Hundreds of activists gathered at Chapman Square across from the Justice Center, a detention facility, where they cheered in solidarity with striking prisoners. Speakers condemned capitalism, too. Black Lives Matter and September 9th PDX played prominent roles in organizing the demonstration. Right 2 Survive PDX and Right 2 Dream Too denounced racist policing and prison slavery. They work to empower the homeless and disenfranchised to oppose government abuses — and run a cooperative homeless encampment.
Demonstrators then militantly marched into the streets without a permit and stopped traffic, chanting “End prison slavery!” near Portland City Hall. One grouping ripped apart a blockade that stood in the marchers’ way, as hundreds filed into a nearby intersection and held it for several minutes. Another grouping then directed traffic so participants could safely continue their march.
A “noise demonstration” in front of the new Wayne County jail’s construction site expressed solidarity with striking prisoners and called for an end to prisons and jails. Jail construction began in 2011, but was halted in 2013.
Some 100 activists from various political and community groups used whistles, pots, pans, plastic buckets, drumsticks and homemade noisemakers. Energy and spirits were high as more people joined the action. Protest songs rang out. A banner reading “No new jails, no old jails!” was put up and led the march to the current Wayne County jail.
The march wove through Greektown, where fliers about the prison strike and the Attica uprising were distributed; then a rally took place outside the Wayne County jail. A chant of “No more cops! No more jails!” brought support from prisoners. Defying police instructions to move onto the sidewalk, protesters stayed in the streets and marched outside the prisoners’ cells. They chanted “We love you!” to the inmates, who pounded on the windows to acknowledge the demonstrators. The march ended back at the new jail’s site, with activists still blocking the streets.
In this city — notorious for locking minors in solitary confinement — several dozen activists held a march and noise demonstration outside the Juvenile Justice Center. With drums, noisemakers, firecrackers and megaphones, activists loudly showed their solidarity with prisoners, including youth and those subjected to slave labor. Banners stating “Burn down the plantations!” and “Mumia: We got you!” were visible throughout the demonstration. Despite a heavy police presence, no one was arrested.

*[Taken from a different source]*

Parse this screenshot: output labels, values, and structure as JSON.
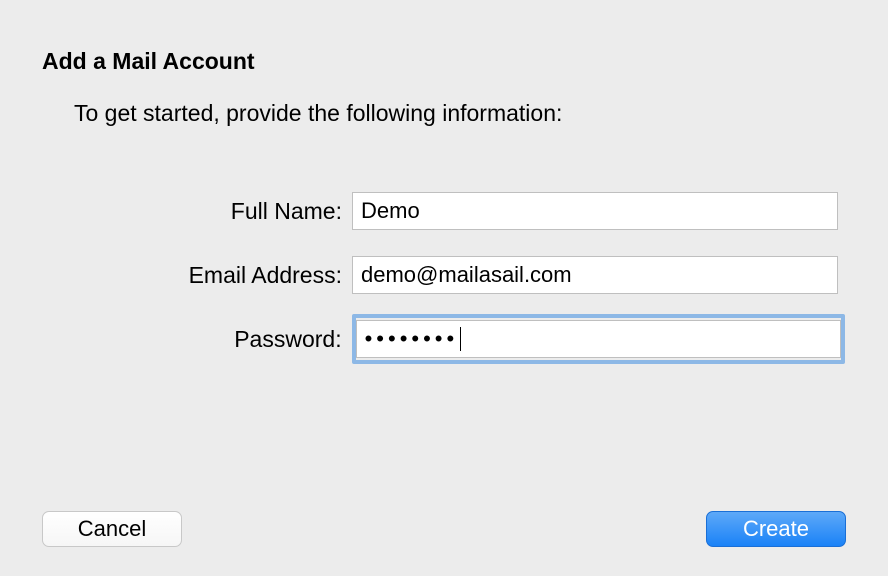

This ”Justice” Center is a key link in the region’s school-to-prison pipeline. Built in 2012, the year that Philadelphia shut down 37 public schools, it funnels low-income, mostly Black and Latinx students into the corrections system — where as adults they may be exploited as prison slave laborers.
Rochester and Attica, N.Y.
Dozens of militant protesters gathered outside the Hall of Justice to support the historic, nationwide, imprisoned workers’ strike. The Incarcerated Workers Organizing Committee organized the rally. Several community organizations attended, including Workers World Party.
Talila Lewis, an African-American professor from the Rochester Institute of Technology, represented prisoners with disabilities, especially those who are hearing-impaired. Lewis founded Helping Educate to Advance the Rights of the Deaf. HEARD created the #DeafInPrison campaign to “raise awareness about abuse of and discrimination against Deaf prisoners across the nation.” Lewis noted that people with disabilities are incarcerated in disproportionate numbers relative to their population in the U.S.
Later, a caravan of vehicles traveled to the infamous Attica prison for a noise demonstration in solidarity with the inmates. Although local media have been silent about these rallies, the demonstration at Attica attracted the attention of police, who pulled over several cars for bogus violations after they left the protest site.
The Buffalo Anti-Racism Coalition tied the current wave of prison activism to the heroic Sept. 9, 1971, Attica Rebellion by hosting a documentary viewing and discussion event.
(Photo: Alive Evans)
(WW photo: Lyn Neeley)
(WW photo: Ellie Dorritie)
(WW photo: Gloria Rubac)
(Photo: Alive Evans)